Mr Avery, 45, was captured on a video which was later shared on X, which showed him splaying his fingers over his face in reference to the 97 Liverpool fans who lost their lives on the 15th of April, 1989.

For those who are unfamiliar with the infamous event, the Hillsborough disaster saw the aforementioned 97 supporters crushed to death after the unlawful action of allowing the Hillsborough Stadium to fill over its maximum capacity resulted in a deadly crush in the stands.

Mr Avery plead guilty to a Public Order Offence at Manchester Magistrates’ Court yesterday, the 22nd of April. He said that he was “ashamed and embarrassed” and “deeply sorry” for his actions.

Alongside his sick references to the Hillsborough disaster, Avery was also videoed making references to the Heysel Stadium disaster – yet another deadly crowd crush.

Mr Avery's reference to the Hillsborough disaster was caught on video.
Mr Avery’s reference to the Hillsborough disaster was caught on video. Image credit: Yahoo News UK

On that occasion, in 1985, 39 Juventus supporters lost their lives when Liverpool fans attacked them and forced them en-mass against a collapsing wall.

Avery was seen pushing two hands out in reference to this particular disaster as he doubled up on his offences during the FA Cup quarter final between Man United and Liverpool.
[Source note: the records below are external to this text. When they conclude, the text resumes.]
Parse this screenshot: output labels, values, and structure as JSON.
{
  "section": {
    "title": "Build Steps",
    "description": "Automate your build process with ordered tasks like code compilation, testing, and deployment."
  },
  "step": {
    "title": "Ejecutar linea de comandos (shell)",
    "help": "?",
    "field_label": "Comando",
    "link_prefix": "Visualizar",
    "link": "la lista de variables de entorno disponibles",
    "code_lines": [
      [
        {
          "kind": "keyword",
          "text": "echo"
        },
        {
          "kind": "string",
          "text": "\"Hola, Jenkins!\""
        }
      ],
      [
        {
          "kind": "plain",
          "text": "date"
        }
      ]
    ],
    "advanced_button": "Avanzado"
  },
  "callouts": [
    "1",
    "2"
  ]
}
As a result of his actions, which were clearly caught on video, Mr Avery was charged with Section 4a of the Public Order Act 1986 after a special operations branch of Manchester Police conducted an investigation into the footage

He has been slapped with a 3-year football banning order, and has been made to pay a victim surcharge of £320, alongside an £800 fine and additional costs of £85.

Mr Avery also made references to the Heysel Stadium disaster of 1985 as well as the Hillsborough disaster.
Mr Avery also made references to the Heysel Stadium disaster of 1985. Image credit: Daily Mail

Chief inspector of the special operations branch, Jamie Collins said of the incident:

“Following the understandable concern raised online following the video being shared of Avery’s actions, we undertook an investigation into this to ensure justice was brought.”

“We are continuing to take a proactive action against those engaged in this type of behaviour, that is intent on causing distress to victims and supporters impacted by terrible football tragedies of the past. Any kind of gesture or comments in relation to tragedy chanting will not be tolerated and is totally unacceptable.”

Sadly, such displays as Mr Avery’s are not uncommon in football stands. In June 2023, a man plead guilty to wearing a shirt that referenced the Hillsborough disaster during last year’s FA Cup Final between Man United and Man City.

An Everton fan was also charged for making references to the Heysel Stadium disaster in chants during a Merseyside derby.

Those who are in favour of respect in the game can only hope that heavy fines and football banning orders such as those Mr Avery received will make fans think twice before making such offensive gestures at matches.